> [What to work on] Write out every record in full, exactly as written, please.

> [Source information]

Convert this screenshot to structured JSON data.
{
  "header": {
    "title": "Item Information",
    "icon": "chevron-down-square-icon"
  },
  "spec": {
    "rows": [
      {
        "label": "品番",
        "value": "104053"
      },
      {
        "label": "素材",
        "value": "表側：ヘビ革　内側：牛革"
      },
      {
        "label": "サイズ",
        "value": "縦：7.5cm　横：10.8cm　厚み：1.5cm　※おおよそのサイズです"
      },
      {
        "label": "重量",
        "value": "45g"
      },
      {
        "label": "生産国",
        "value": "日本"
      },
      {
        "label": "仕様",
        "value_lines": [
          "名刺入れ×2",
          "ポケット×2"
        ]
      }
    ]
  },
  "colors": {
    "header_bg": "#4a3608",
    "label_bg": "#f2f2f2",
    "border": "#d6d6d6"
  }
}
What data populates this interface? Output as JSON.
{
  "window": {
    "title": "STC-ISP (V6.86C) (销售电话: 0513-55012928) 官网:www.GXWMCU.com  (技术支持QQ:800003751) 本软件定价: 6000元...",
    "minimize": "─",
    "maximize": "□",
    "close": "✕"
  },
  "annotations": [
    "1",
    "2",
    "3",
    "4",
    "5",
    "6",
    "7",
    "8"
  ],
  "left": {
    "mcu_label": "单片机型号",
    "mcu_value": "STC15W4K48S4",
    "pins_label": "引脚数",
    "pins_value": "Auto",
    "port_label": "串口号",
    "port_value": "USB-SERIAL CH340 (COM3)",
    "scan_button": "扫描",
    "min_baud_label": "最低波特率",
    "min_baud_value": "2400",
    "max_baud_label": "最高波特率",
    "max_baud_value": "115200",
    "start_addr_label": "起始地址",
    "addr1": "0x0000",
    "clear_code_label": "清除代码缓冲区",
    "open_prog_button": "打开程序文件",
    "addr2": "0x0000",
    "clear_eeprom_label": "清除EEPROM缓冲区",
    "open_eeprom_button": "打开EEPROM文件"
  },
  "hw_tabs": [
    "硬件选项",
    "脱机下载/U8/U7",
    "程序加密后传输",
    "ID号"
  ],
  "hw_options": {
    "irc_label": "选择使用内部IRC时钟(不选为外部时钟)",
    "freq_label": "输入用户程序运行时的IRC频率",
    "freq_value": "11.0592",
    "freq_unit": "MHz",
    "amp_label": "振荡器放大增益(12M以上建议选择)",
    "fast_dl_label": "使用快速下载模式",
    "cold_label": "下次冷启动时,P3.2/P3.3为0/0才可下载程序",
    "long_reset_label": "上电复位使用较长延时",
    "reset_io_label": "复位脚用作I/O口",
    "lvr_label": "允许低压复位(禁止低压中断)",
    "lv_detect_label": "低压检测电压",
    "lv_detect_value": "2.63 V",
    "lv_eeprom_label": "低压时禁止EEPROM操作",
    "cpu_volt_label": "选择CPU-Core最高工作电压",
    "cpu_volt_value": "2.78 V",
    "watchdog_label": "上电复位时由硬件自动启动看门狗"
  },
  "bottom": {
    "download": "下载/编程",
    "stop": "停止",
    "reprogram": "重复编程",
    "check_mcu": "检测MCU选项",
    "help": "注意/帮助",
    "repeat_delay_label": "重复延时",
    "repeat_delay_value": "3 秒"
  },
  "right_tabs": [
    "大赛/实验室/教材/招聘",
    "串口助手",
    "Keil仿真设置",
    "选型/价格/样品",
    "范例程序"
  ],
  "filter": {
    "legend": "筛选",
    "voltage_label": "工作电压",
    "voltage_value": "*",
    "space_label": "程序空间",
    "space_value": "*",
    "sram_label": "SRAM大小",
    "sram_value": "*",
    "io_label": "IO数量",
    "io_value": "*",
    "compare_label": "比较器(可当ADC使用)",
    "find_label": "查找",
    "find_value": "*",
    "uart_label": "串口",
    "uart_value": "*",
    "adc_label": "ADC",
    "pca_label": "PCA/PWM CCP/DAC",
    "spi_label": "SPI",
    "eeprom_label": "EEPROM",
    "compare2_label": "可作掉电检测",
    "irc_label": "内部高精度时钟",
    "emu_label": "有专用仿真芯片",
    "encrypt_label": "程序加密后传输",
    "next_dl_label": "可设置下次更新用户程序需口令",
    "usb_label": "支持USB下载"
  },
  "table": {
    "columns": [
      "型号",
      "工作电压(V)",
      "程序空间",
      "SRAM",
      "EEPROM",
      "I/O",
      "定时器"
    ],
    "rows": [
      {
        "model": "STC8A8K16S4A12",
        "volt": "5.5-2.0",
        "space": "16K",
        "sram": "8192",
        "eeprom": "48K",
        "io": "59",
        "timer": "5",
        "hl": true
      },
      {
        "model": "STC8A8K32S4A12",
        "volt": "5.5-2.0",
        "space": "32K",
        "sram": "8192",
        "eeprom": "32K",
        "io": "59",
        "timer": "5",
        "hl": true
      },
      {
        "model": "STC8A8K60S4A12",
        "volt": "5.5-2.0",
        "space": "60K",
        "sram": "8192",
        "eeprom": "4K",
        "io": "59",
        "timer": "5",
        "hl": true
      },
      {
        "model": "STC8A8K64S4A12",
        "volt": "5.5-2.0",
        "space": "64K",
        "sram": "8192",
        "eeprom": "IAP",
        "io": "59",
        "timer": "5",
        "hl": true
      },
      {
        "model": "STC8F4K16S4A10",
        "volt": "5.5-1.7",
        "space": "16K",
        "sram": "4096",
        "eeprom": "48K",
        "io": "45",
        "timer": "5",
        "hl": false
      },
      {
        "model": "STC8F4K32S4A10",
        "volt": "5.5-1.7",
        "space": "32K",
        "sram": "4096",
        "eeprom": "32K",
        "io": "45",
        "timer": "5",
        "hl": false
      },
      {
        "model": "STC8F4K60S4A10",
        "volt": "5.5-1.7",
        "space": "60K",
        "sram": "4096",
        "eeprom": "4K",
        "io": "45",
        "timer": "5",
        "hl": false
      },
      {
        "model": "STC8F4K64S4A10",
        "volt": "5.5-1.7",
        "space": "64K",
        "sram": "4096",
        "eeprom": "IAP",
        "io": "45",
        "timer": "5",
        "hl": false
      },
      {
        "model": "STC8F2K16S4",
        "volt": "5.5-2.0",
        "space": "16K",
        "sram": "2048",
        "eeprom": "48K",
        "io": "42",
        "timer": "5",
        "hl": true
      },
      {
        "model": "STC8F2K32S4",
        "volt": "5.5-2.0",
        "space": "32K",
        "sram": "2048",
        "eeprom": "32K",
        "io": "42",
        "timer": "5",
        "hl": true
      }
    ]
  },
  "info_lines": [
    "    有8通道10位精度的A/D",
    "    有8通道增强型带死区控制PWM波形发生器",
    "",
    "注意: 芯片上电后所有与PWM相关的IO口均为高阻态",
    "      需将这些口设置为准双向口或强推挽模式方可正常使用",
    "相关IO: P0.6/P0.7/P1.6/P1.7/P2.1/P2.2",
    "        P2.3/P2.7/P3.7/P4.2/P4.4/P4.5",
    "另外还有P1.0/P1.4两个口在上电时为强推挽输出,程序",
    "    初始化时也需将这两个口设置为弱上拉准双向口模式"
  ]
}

> [Answer to this task]
Convert this screenshot to structured JSON data.
{
  "header": {
    "title": "Item Information",
    "icon": "chevron-down-square-icon"
  },
  "spec": {
    "rows": [
      {
        "label": "品番",
        "value": "104053"
      },
      {
        "label": "素材",
        "value": "表側：ヘビ革　内側：牛革"
      },
      {
        "label": "サイズ",
        "value": "縦：7.5cm　横：10.8cm　厚み：1.5cm　※おおよそのサイズです"
      },
      {
        "label": "重量",
        "value": "45g"
      },
      {
        "label": "生産国",
        "value": "日本"
      },
      {
        "label": "仕様",
        "value_lines": [
          "名刺入れ×2",
          "ポケット×2"
        ]
      }
    ]
  },
  "colors": {
    "header_bg": "#4a3608",
    "label_bg": "#f2f2f2",
    "border": "#d6d6d6"
  }
}
What data populates this interface? Output as JSON.
{
  "window": {
    "title": "STC-ISP (V6.86C) (销售电话: 0513-55012928) 官网:www.GXWMCU.com  (技术支持QQ:800003751) 本软件定价: 6000元...",
    "minimize": "─",
    "maximize": "□",
    "close": "✕"
  },
  "annotations": [
    "1",
    "2",
    "3",
    "4",
    "5",
    "6",
    "7",
    "8"
  ],
  "left": {
    "mcu_label": "单片机型号",
    "mcu_value": "STC15W4K48S4",
    "pins_label": "引脚数",
    "pins_value": "Auto",
    "port_label": "串口号",
    "port_value": "USB-SERIAL CH340 (COM3)",
    "scan_button": "扫描",
    "min_baud_label": "最低波特率",
    "min_baud_value": "2400",
    "max_baud_label": "最高波特率",
    "max_baud_value": "115200",
    "start_addr_label": "起始地址",
    "addr1": "0x0000",
    "clear_code_label": "清除代码缓冲区",
    "open_prog_button": "打开程序文件",
    "addr2": "0x0000",
    "clear_eeprom_label": "清除EEPROM缓冲区",
    "open_eeprom_button": "打开EEPROM文件"
  },
  "hw_tabs": [
    "硬件选项",
    "脱机下载/U8/U7",
    "程序加密后传输",
    "ID号"
  ],
  "hw_options": {
    "irc_label": "选择使用内部IRC时钟(不选为外部时钟)",
    "freq_label": "输入用户程序运行时的IRC频率",
    "freq_value": "11.0592",
    "freq_unit": "MHz",
    "amp_label": "振荡器放大增益(12M以上建议选择)",
    "fast_dl_label": "使用快速下载模式",
    "cold_label": "下次冷启动时,P3.2/P3.3为0/0才可下载程序",
    "long_reset_label": "上电复位使用较长延时",
    "reset_io_label": "复位脚用作I/O口",
    "lvr_label": "允许低压复位(禁止低压中断)",
    "lv_detect_label": "低压检测电压",
    "lv_detect_value": "2.63 V",
    "lv_eeprom_label": "低压时禁止EEPROM操作",
    "cpu_volt_label": "选择CPU-Core最高工作电压",
    "cpu_volt_value": "2.78 V",
    "watchdog_label": "上电复位时由硬件自动启动看门狗"
  },
  "bottom": {
    "download": "下载/编程",
    "stop": "停止",
    "reprogram": "重复编程",
    "check_mcu": "检测MCU选项",
    "help": "注意/帮助",
    "repeat_delay_label": "重复延时",
    "repeat_delay_value": "3 秒"
  },
  "right_tabs": [
    "大赛/实验室/教材/招聘",
    "串口助手",
    "Keil仿真设置",
    "选型/价格/样品",
    "范例程序"
  ],
  "filter": {
    "legend": "筛选",
    "voltage_label": "工作电压",
    "voltage_value": "*",
    "space_label": "程序空间",
    "space_value": "*",
    "sram_label": "SRAM大小",
    "sram_value": "*",
    "io_label": "IO数量",
    "io_value": "*",
    "compare_label": "比较器(可当ADC使用)",
    "find_label": "查找",
    "find_value": "*",
    "uart_label": "串口",
    "uart_value": "*",
    "adc_label": "ADC",
    "pca_label": "PCA/PWM CCP/DAC",
    "spi_label": "SPI",
    "eeprom_label": "EEPROM",
    "compare2_label": "可作掉电检测",
    "irc_label": "内部高精度时钟",
    "emu_label": "有专用仿真芯片",
    "encrypt_label": "程序加密后传输",
    "next_dl_label": "可设置下次更新用户程序需口令",
    "usb_label": "支持USB下载"
  },
  "table": {
    "columns": [
      "型号",
      "工作电压(V)",
      "程序空间",
      "SRAM",
      "EEPROM",
      "I/O",
      "定时器"
    ],
    "rows": [
      {
        "model": "STC8A8K16S4A12",
        "volt": "5.5-2.0",
        "space": "16K",
        "sram": "8192",
        "eeprom": "48K",
        "io": "59",
        "timer": "5",
        "hl": true
      },
      {
        "model": "STC8A8K32S4A12",
        "volt": "5.5-2.0",
        "space": "32K",
        "sram": "8192",
        "eeprom": "32K",
        "io": "59",
        "timer": "5",
        "hl": true
      },
      {
        "model": "STC8A8K60S4A12",
        "volt": "5.5-2.0",
        "space": "60K",
        "sram": "8192",
        "eeprom": "4K",
        "io": "59",
        "timer": "5",
        "hl": true
      },
      {
        "model": "STC8A8K64S4A12",
        "volt": "5.5-2.0",
        "space": "64K",
        "sram": "8192",
        "eeprom": "IAP",
        "io": "59",
        "timer": "5",
        "hl": true
      },
      {
        "model": "STC8F4K16S4A10",
        "volt": "5.5-1.7",
        "space": "16K",
        "sram": "4096",
        "eeprom": "48K",
        "io": "45",
        "timer": "5",
        "hl": false
      },
      {
        "model": "STC8F4K32S4A10",
        "volt": "5.5-1.7",
        "space": "32K",
        "sram": "4096",
        "eeprom": "32K",
        "io": "45",
        "timer": "5",
        "hl": false
      },
      {
        "model": "STC8F4K60S4A10",
        "volt": "5.5-1.7",
        "space": "60K",
        "sram": "4096",
        "eeprom": "4K",
        "io": "45",
        "timer": "5",
        "hl": false
      },
      {
        "model": "STC8F4K64S4A10",
        "volt": "5.5-1.7",
        "space": "64K",
        "sram": "4096",
        "eeprom": "IAP",
        "io": "45",
        "timer": "5",
        "hl": false
      },
      {
        "model": "STC8F2K16S4",
        "volt": "5.5-2.0",
        "space": "16K",
        "sram": "2048",
        "eeprom": "48K",
        "io": "42",
        "timer": "5",
        "hl": true
      },
      {
        "model": "STC8F2K32S4",
        "volt": "5.5-2.0",
        "space": "32K",
        "sram": "2048",
        "eeprom": "32K",
        "io": "42",
        "timer": "5",
        "hl": true
      }
    ]
  },
  "info_lines": [
    "    有8通道10位精度的A/D",
    "    有8通道增强型带死区控制PWM波形发生器",
    "",
    "注意: 芯片上电后所有与PWM相关的IO口均为高阻态",
    "      需将这些口设置为准双向口或强推挽模式方可正常使用",
    "相关IO: P0.6/P0.7/P1.6/P1.7/P2.1/P2.2",
    "        P2.3/P2.7/P3.7/P4.2/P4.4/P4.5",
    "另外还有P1.0/P1.4两个口在上电时为强推挽输出,程序",
    "    初始化时也需将这两个口设置为弱上拉准双向口模式"
  ]
}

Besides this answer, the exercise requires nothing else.